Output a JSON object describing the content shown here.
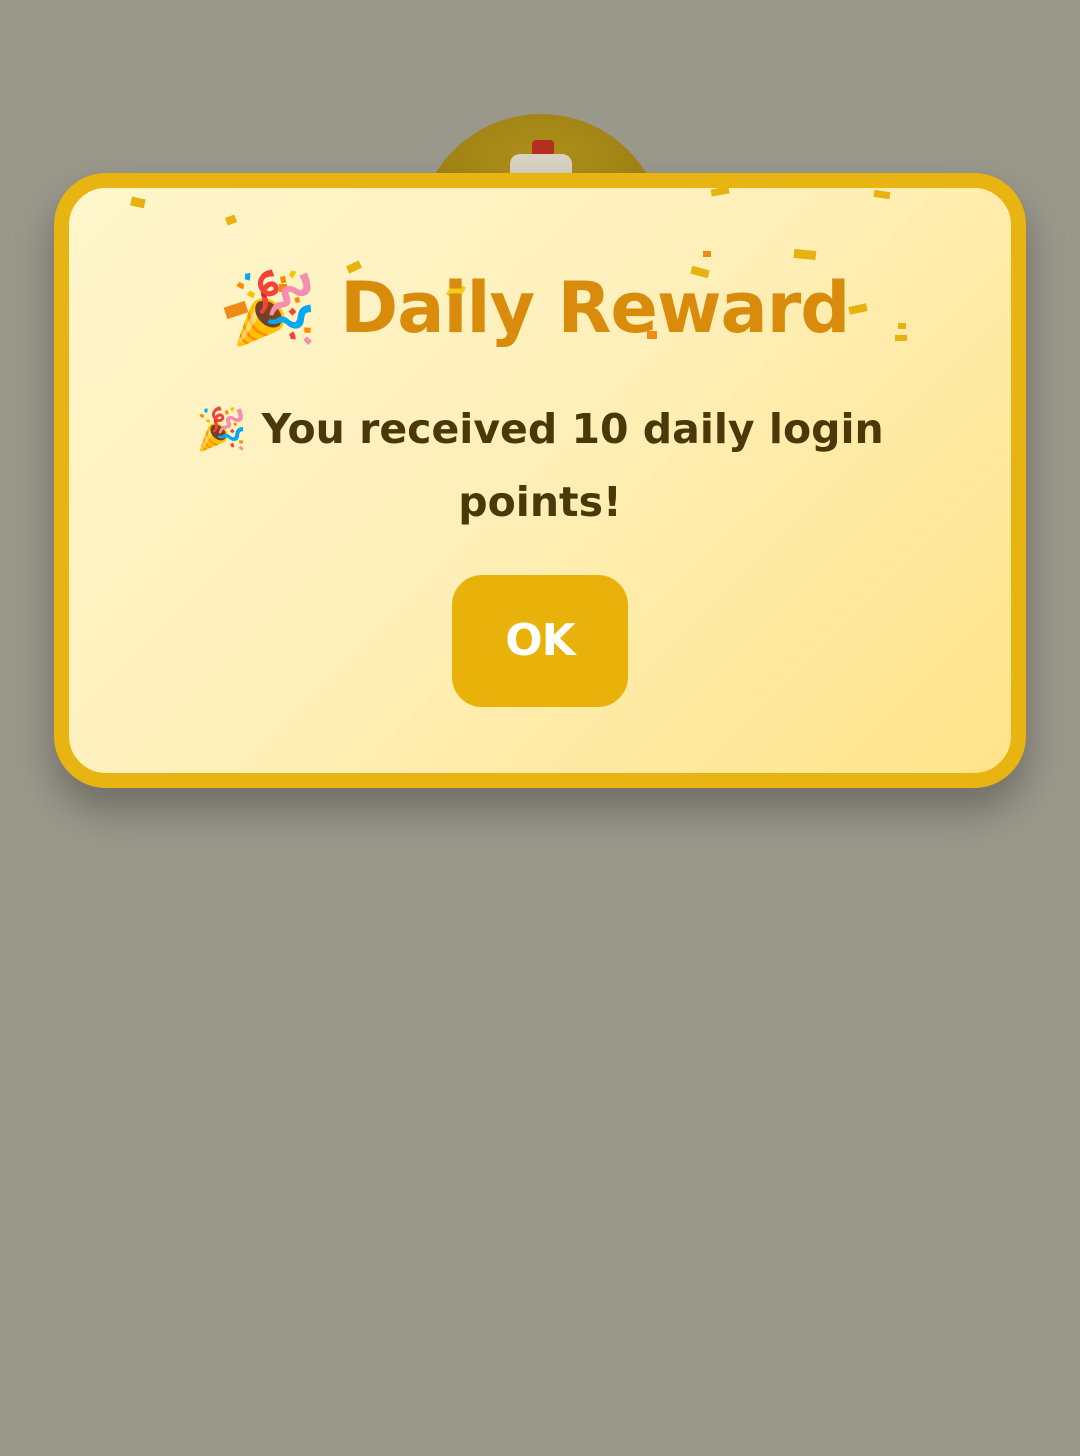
{
  "dialog": {
    "title": "🎉 Daily Reward",
    "message": "🎉 You received 10 daily login points!",
    "ok_label": "OK"
  },
  "colors": {
    "backdrop": "#9a978b",
    "dialog_border": "#e8b412",
    "title": "#d98c0c",
    "message": "#4a3808",
    "button": "#e8b20a",
    "confetti_gold": "#e6b20e",
    "confetti_orange": "#f08a12"
  },
  "icons": {
    "title_icon": "party-popper-icon",
    "message_icon": "party-popper-icon"
  }
}
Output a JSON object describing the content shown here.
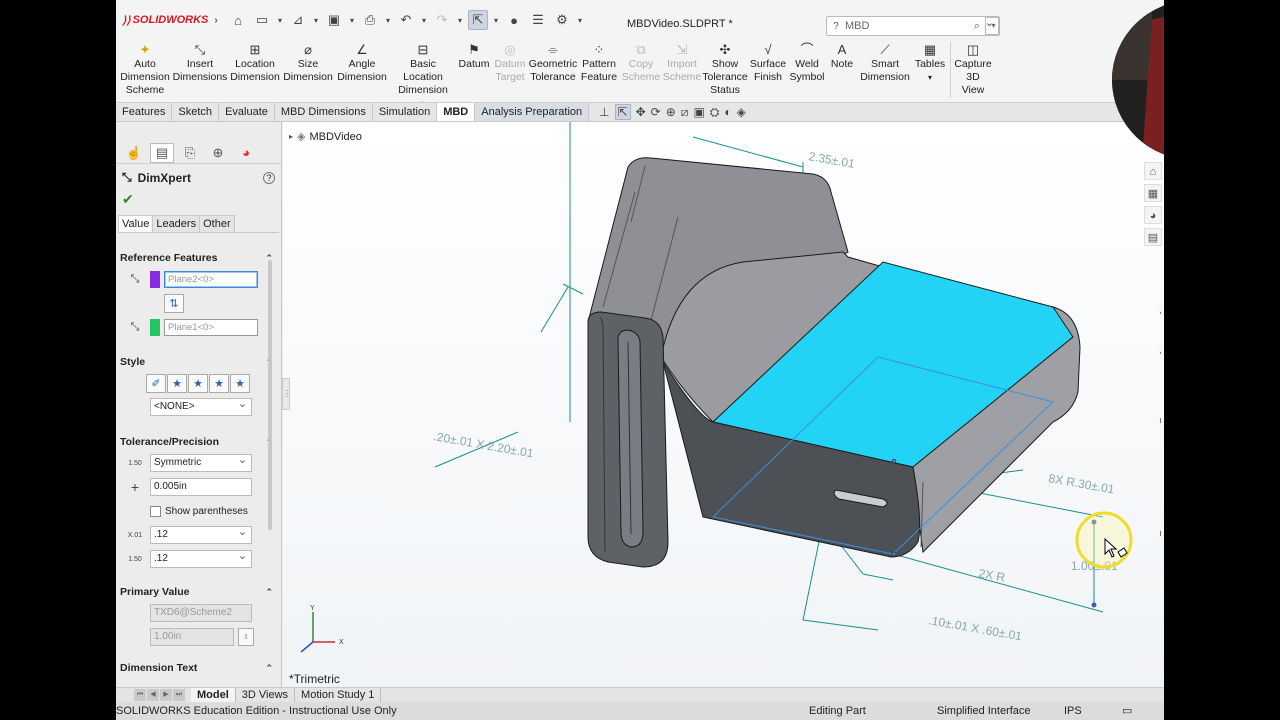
{
  "titlebar": {
    "brand": "SOLIDWORKS",
    "document_title": "MBDVideo.SLDPRT *",
    "search_placeholder": "MBD"
  },
  "ribbon": {
    "buttons": [
      {
        "label": "Auto Dimension Scheme",
        "icon": "auto-dimension-icon",
        "enabled": true
      },
      {
        "label": "Insert Dimensions",
        "icon": "insert-dimensions-icon",
        "enabled": true
      },
      {
        "label": "Location Dimension",
        "icon": "location-dimension-icon",
        "enabled": true
      },
      {
        "label": "Size Dimension",
        "icon": "size-dimension-icon",
        "enabled": true
      },
      {
        "label": "Angle Dimension",
        "icon": "angle-dimension-icon",
        "enabled": true
      },
      {
        "label": "Basic Location Dimension",
        "icon": "basic-location-icon",
        "enabled": true
      },
      {
        "label": "Datum",
        "icon": "datum-icon",
        "enabled": true
      },
      {
        "label": "Datum Target",
        "icon": "datum-target-icon",
        "enabled": false
      },
      {
        "label": "Geometric Tolerance",
        "icon": "geometric-tolerance-icon",
        "enabled": true
      },
      {
        "label": "Pattern Feature",
        "icon": "pattern-feature-icon",
        "enabled": true
      },
      {
        "label": "Copy Scheme",
        "icon": "copy-scheme-icon",
        "enabled": false
      },
      {
        "label": "Import Scheme",
        "icon": "import-scheme-icon",
        "enabled": false
      },
      {
        "label": "Show Tolerance Status",
        "icon": "tolerance-status-icon",
        "enabled": true
      },
      {
        "label": "Surface Finish",
        "icon": "surface-finish-icon",
        "enabled": true
      },
      {
        "label": "Weld Symbol",
        "icon": "weld-symbol-icon",
        "enabled": true
      },
      {
        "label": "Note",
        "icon": "note-icon",
        "enabled": true
      },
      {
        "label": "Smart Dimension",
        "icon": "smart-dimension-icon",
        "enabled": true
      },
      {
        "label": "Tables",
        "icon": "tables-icon",
        "enabled": true
      },
      {
        "label": "Capture 3D View",
        "icon": "capture-view-icon",
        "enabled": true
      }
    ]
  },
  "command_tabs": [
    "Features",
    "Sketch",
    "Evaluate",
    "MBD Dimensions",
    "Simulation",
    "MBD",
    "Analysis Preparation"
  ],
  "property_manager": {
    "title": "DimXpert",
    "subtabs": [
      "Value",
      "Leaders",
      "Other"
    ],
    "reference_features": {
      "heading": "Reference Features",
      "ref1": "Plane2<0>",
      "ref2": "Plane1<0>",
      "ref1_color": "#8a2be2",
      "ref2_color": "#22c55e"
    },
    "style": {
      "heading": "Style",
      "value": "<NONE>"
    },
    "tolerance": {
      "heading": "Tolerance/Precision",
      "type": "Symmetric",
      "plus_value": "0.005in",
      "show_parentheses": "Show parentheses",
      "precision1": ".12",
      "precision2": ".12"
    },
    "primary_value": {
      "heading": "Primary Value",
      "name": "TXD6@Scheme2",
      "value": "1.00in"
    },
    "dimension_text": {
      "heading": "Dimension Text"
    }
  },
  "viewport": {
    "tree_root": "MBDVideo",
    "view_name": "*Trimetric",
    "highlight_color": "#22d3f5",
    "annotations": {
      "top_dim": "2.35±.01",
      "slot_dim": ".20±.01 X 2.20±.01",
      "radius_dim": "8X R.30±.01",
      "small_r": "2X R",
      "slot2_dim": ".10±.01 X .60±.01",
      "side_dim": "1.00±.01"
    }
  },
  "bottom_tabs": [
    "Model",
    "3D Views",
    "Motion Study 1"
  ],
  "status": {
    "edition": "SOLIDWORKS Education Edition - Instructional Use Only",
    "mode": "Editing Part",
    "interface": "Simplified Interface",
    "units": "IPS"
  }
}
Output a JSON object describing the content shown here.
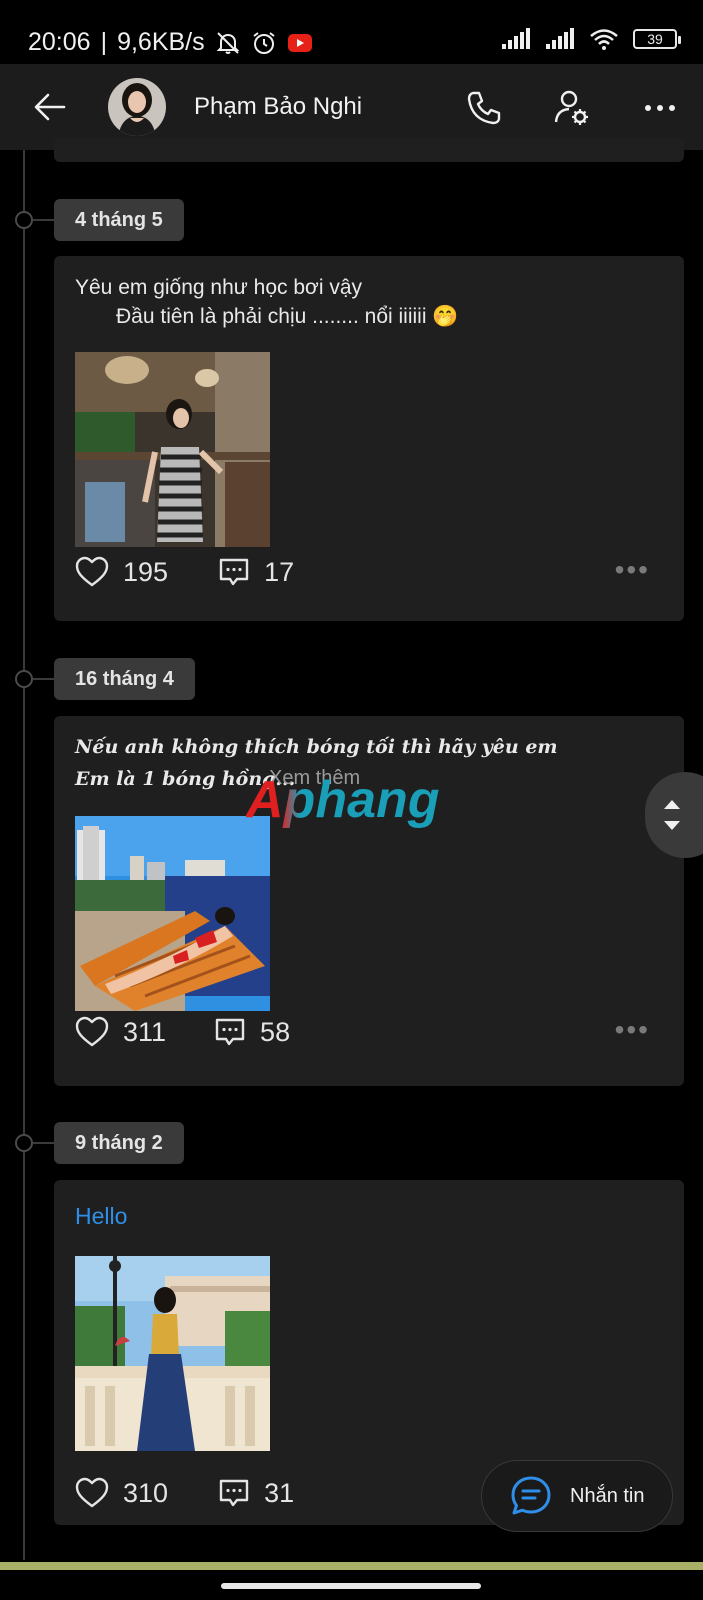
{
  "status_bar": {
    "time": "20:06",
    "speed": "9,6KB/s",
    "battery": "39",
    "icons": [
      "mute-bell-icon",
      "alarm-icon",
      "youtube-icon",
      "signal-icon",
      "signal-icon",
      "wifi-icon",
      "battery-icon"
    ]
  },
  "header": {
    "title": "Phạm Bảo Nghi",
    "icons": [
      "back-arrow-icon",
      "phone-icon",
      "user-settings-icon",
      "more-icon"
    ]
  },
  "posts": [
    {
      "date": "4 tháng 5",
      "text_line1": "Yêu em giống như học bơi vậy",
      "text_line2": "Đầu tiên là phải chịu ........ nổi iiiiii 🤭",
      "likes": "195",
      "comments": "17"
    },
    {
      "date": "16 tháng 4",
      "text_line1": "Nếu anh không thích bóng tối thì hãy yêu em",
      "text_line2": "Em là 1 bóng hồng...",
      "see_more": "Xem thêm",
      "likes": "311",
      "comments": "58"
    },
    {
      "date": "9 tháng 2",
      "text_line1": "Hello",
      "likes": "310",
      "comments": "31"
    }
  ],
  "watermark": "Aphang",
  "fab": {
    "label": "Nhắn tin"
  },
  "colors": {
    "background": "#000000",
    "card": "#1f1f1f",
    "chip": "#3a3a3a",
    "accent_blue": "#2f8fe8",
    "watermark_red": "#e02020",
    "watermark_teal": "#1a9fb8"
  }
}
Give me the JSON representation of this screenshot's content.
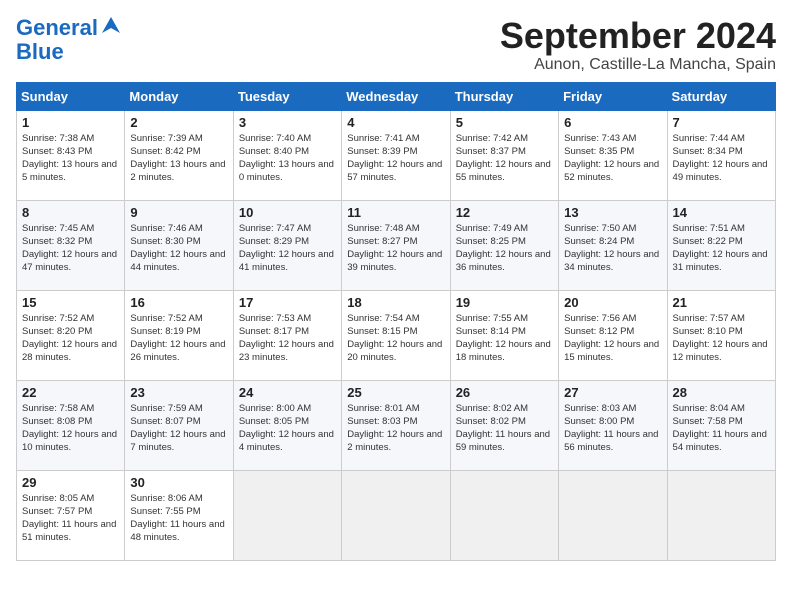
{
  "header": {
    "logo_line1": "General",
    "logo_line2": "Blue",
    "month_title": "September 2024",
    "location": "Aunon, Castille-La Mancha, Spain"
  },
  "days_of_week": [
    "Sunday",
    "Monday",
    "Tuesday",
    "Wednesday",
    "Thursday",
    "Friday",
    "Saturday"
  ],
  "weeks": [
    [
      {
        "day": "1",
        "sunrise": "Sunrise: 7:38 AM",
        "sunset": "Sunset: 8:43 PM",
        "daylight": "Daylight: 13 hours and 5 minutes."
      },
      {
        "day": "2",
        "sunrise": "Sunrise: 7:39 AM",
        "sunset": "Sunset: 8:42 PM",
        "daylight": "Daylight: 13 hours and 2 minutes."
      },
      {
        "day": "3",
        "sunrise": "Sunrise: 7:40 AM",
        "sunset": "Sunset: 8:40 PM",
        "daylight": "Daylight: 13 hours and 0 minutes."
      },
      {
        "day": "4",
        "sunrise": "Sunrise: 7:41 AM",
        "sunset": "Sunset: 8:39 PM",
        "daylight": "Daylight: 12 hours and 57 minutes."
      },
      {
        "day": "5",
        "sunrise": "Sunrise: 7:42 AM",
        "sunset": "Sunset: 8:37 PM",
        "daylight": "Daylight: 12 hours and 55 minutes."
      },
      {
        "day": "6",
        "sunrise": "Sunrise: 7:43 AM",
        "sunset": "Sunset: 8:35 PM",
        "daylight": "Daylight: 12 hours and 52 minutes."
      },
      {
        "day": "7",
        "sunrise": "Sunrise: 7:44 AM",
        "sunset": "Sunset: 8:34 PM",
        "daylight": "Daylight: 12 hours and 49 minutes."
      }
    ],
    [
      {
        "day": "8",
        "sunrise": "Sunrise: 7:45 AM",
        "sunset": "Sunset: 8:32 PM",
        "daylight": "Daylight: 12 hours and 47 minutes."
      },
      {
        "day": "9",
        "sunrise": "Sunrise: 7:46 AM",
        "sunset": "Sunset: 8:30 PM",
        "daylight": "Daylight: 12 hours and 44 minutes."
      },
      {
        "day": "10",
        "sunrise": "Sunrise: 7:47 AM",
        "sunset": "Sunset: 8:29 PM",
        "daylight": "Daylight: 12 hours and 41 minutes."
      },
      {
        "day": "11",
        "sunrise": "Sunrise: 7:48 AM",
        "sunset": "Sunset: 8:27 PM",
        "daylight": "Daylight: 12 hours and 39 minutes."
      },
      {
        "day": "12",
        "sunrise": "Sunrise: 7:49 AM",
        "sunset": "Sunset: 8:25 PM",
        "daylight": "Daylight: 12 hours and 36 minutes."
      },
      {
        "day": "13",
        "sunrise": "Sunrise: 7:50 AM",
        "sunset": "Sunset: 8:24 PM",
        "daylight": "Daylight: 12 hours and 34 minutes."
      },
      {
        "day": "14",
        "sunrise": "Sunrise: 7:51 AM",
        "sunset": "Sunset: 8:22 PM",
        "daylight": "Daylight: 12 hours and 31 minutes."
      }
    ],
    [
      {
        "day": "15",
        "sunrise": "Sunrise: 7:52 AM",
        "sunset": "Sunset: 8:20 PM",
        "daylight": "Daylight: 12 hours and 28 minutes."
      },
      {
        "day": "16",
        "sunrise": "Sunrise: 7:52 AM",
        "sunset": "Sunset: 8:19 PM",
        "daylight": "Daylight: 12 hours and 26 minutes."
      },
      {
        "day": "17",
        "sunrise": "Sunrise: 7:53 AM",
        "sunset": "Sunset: 8:17 PM",
        "daylight": "Daylight: 12 hours and 23 minutes."
      },
      {
        "day": "18",
        "sunrise": "Sunrise: 7:54 AM",
        "sunset": "Sunset: 8:15 PM",
        "daylight": "Daylight: 12 hours and 20 minutes."
      },
      {
        "day": "19",
        "sunrise": "Sunrise: 7:55 AM",
        "sunset": "Sunset: 8:14 PM",
        "daylight": "Daylight: 12 hours and 18 minutes."
      },
      {
        "day": "20",
        "sunrise": "Sunrise: 7:56 AM",
        "sunset": "Sunset: 8:12 PM",
        "daylight": "Daylight: 12 hours and 15 minutes."
      },
      {
        "day": "21",
        "sunrise": "Sunrise: 7:57 AM",
        "sunset": "Sunset: 8:10 PM",
        "daylight": "Daylight: 12 hours and 12 minutes."
      }
    ],
    [
      {
        "day": "22",
        "sunrise": "Sunrise: 7:58 AM",
        "sunset": "Sunset: 8:08 PM",
        "daylight": "Daylight: 12 hours and 10 minutes."
      },
      {
        "day": "23",
        "sunrise": "Sunrise: 7:59 AM",
        "sunset": "Sunset: 8:07 PM",
        "daylight": "Daylight: 12 hours and 7 minutes."
      },
      {
        "day": "24",
        "sunrise": "Sunrise: 8:00 AM",
        "sunset": "Sunset: 8:05 PM",
        "daylight": "Daylight: 12 hours and 4 minutes."
      },
      {
        "day": "25",
        "sunrise": "Sunrise: 8:01 AM",
        "sunset": "Sunset: 8:03 PM",
        "daylight": "Daylight: 12 hours and 2 minutes."
      },
      {
        "day": "26",
        "sunrise": "Sunrise: 8:02 AM",
        "sunset": "Sunset: 8:02 PM",
        "daylight": "Daylight: 11 hours and 59 minutes."
      },
      {
        "day": "27",
        "sunrise": "Sunrise: 8:03 AM",
        "sunset": "Sunset: 8:00 PM",
        "daylight": "Daylight: 11 hours and 56 minutes."
      },
      {
        "day": "28",
        "sunrise": "Sunrise: 8:04 AM",
        "sunset": "Sunset: 7:58 PM",
        "daylight": "Daylight: 11 hours and 54 minutes."
      }
    ],
    [
      {
        "day": "29",
        "sunrise": "Sunrise: 8:05 AM",
        "sunset": "Sunset: 7:57 PM",
        "daylight": "Daylight: 11 hours and 51 minutes."
      },
      {
        "day": "30",
        "sunrise": "Sunrise: 8:06 AM",
        "sunset": "Sunset: 7:55 PM",
        "daylight": "Daylight: 11 hours and 48 minutes."
      },
      {
        "day": "",
        "sunrise": "",
        "sunset": "",
        "daylight": ""
      },
      {
        "day": "",
        "sunrise": "",
        "sunset": "",
        "daylight": ""
      },
      {
        "day": "",
        "sunrise": "",
        "sunset": "",
        "daylight": ""
      },
      {
        "day": "",
        "sunrise": "",
        "sunset": "",
        "daylight": ""
      },
      {
        "day": "",
        "sunrise": "",
        "sunset": "",
        "daylight": ""
      }
    ]
  ]
}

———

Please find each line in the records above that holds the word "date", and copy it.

      "date": "4 tháng 5",
      "date": "16 tháng 4",
      "date": "9 tháng 2",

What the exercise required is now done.